It seems as though there is one question asked of Weigand’s farm and ranch team more than any other: “How are land prices?” Many Kansas residents feel connected to the farming, ranching, and hunting properties that we have the great fortune of selling across the state. Our team is uniquely situated to assess the land market’s performance in different parts of the state due to the wide geographic area we cover. How are land prices? Well, it depends.
Currently, market conditions in the agriculture sector have caused sales volume to decrease. Farmers continue to grind through a tough economic situation as commodity prices trend lower and difficult weather patterns have persisted this past year. There are also concerns that the current political environment and world economic factors could affect the livelihood of Kansas farmers and ranchers. On the plus side, the price of oil has stabilized somewhat, benefiting some farmers and ranchers. These combined factors have ultimately resulted in a lower supply of land for sale and the farm and ranch sector seeing one of the lowest volumes of farmland sold in recent times.

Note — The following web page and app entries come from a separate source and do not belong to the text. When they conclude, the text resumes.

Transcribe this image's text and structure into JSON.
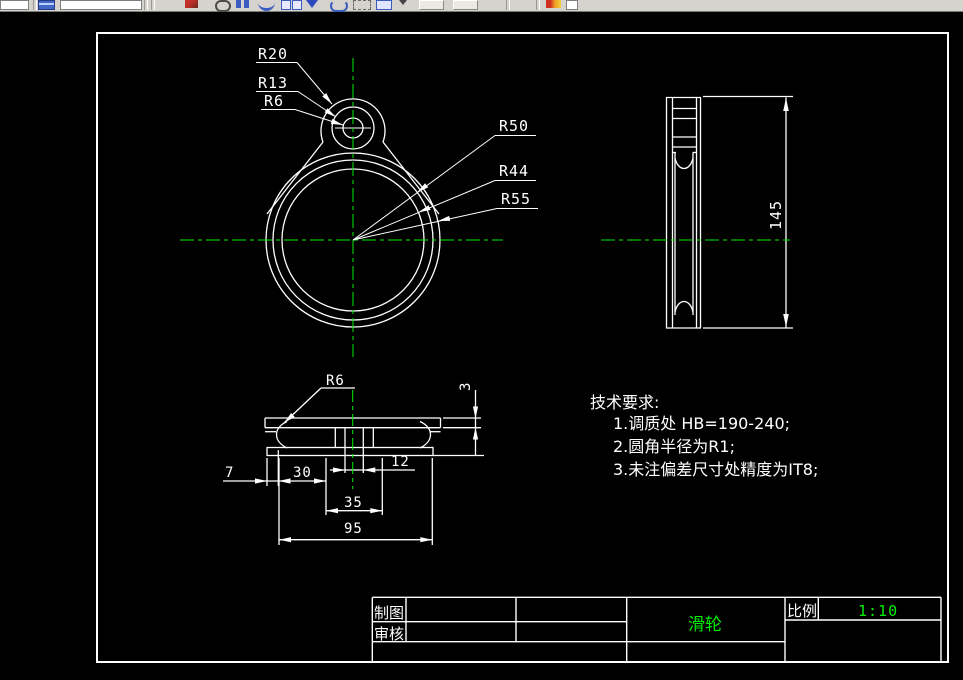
{
  "toolbar": {
    "icon_names": [
      "table-icon",
      "command-input",
      "pencil-icon",
      "eraser-icon",
      "columns-icon",
      "arc-tool-icon",
      "blocks-icon",
      "down-arrow-icon",
      "rotate-icon",
      "selection-box-icon",
      "panel-icon",
      "chevron-icon",
      "palette-icon"
    ],
    "command_input_value": ""
  },
  "drawing": {
    "front_view": {
      "radius_labels": {
        "r20": "R20",
        "r13": "R13",
        "r6": "R6",
        "r50": "R50",
        "r44": "R44",
        "r55": "R55"
      }
    },
    "side_view": {
      "height": "145"
    },
    "section_view": {
      "fillet": "R6",
      "thickness": "3",
      "d7": "7",
      "d30": "30",
      "d12": "12",
      "d35": "35",
      "d95": "95"
    },
    "tech_requirements": {
      "title": "技术要求:",
      "items": [
        "1.调质处  HB=190-240;",
        "2.圆角半径为R1;",
        "3.未注偏差尺寸处精度为IT8;"
      ]
    },
    "title_block": {
      "drafter_label": "制图",
      "checker_label": "审核",
      "part_name": "滑轮",
      "scale_label": "比例",
      "scale_value": "1:10"
    }
  },
  "colors": {
    "background": "#000000",
    "line": "#ffffff",
    "centerline": "#00ee00",
    "highlight_text": "#00ee00",
    "toolbar_bg": "#d6d3ce"
  }
}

Patterns in today’s land market are more sporadic than they have been in the past. While some sales are producing strong numbers, there are a number of auctions across the state with no sales. Kansas’s different regions are performing at varying levels. West of Sedgwick County there has been a greater decline in farmland and pasture prices, although they seem to be more stabilized this year. East of Sedgwick County there are strong land prices with higher demand. The land in close proximity to the Wichita metro area continues to generate strong interest and sale prices. As a result of the strength of the economy and business community, quality hunting and recreational properties are in high demand as well.
Across the state, the farm and ranch sector has remained steady considering some of the market challenges being faced. The combination of a lower supply of land on the market, the presence of cash buyers, strong business economics, and the desire to add land to portfolios as a diversified asset have helped keep land prices more stable than anticipated.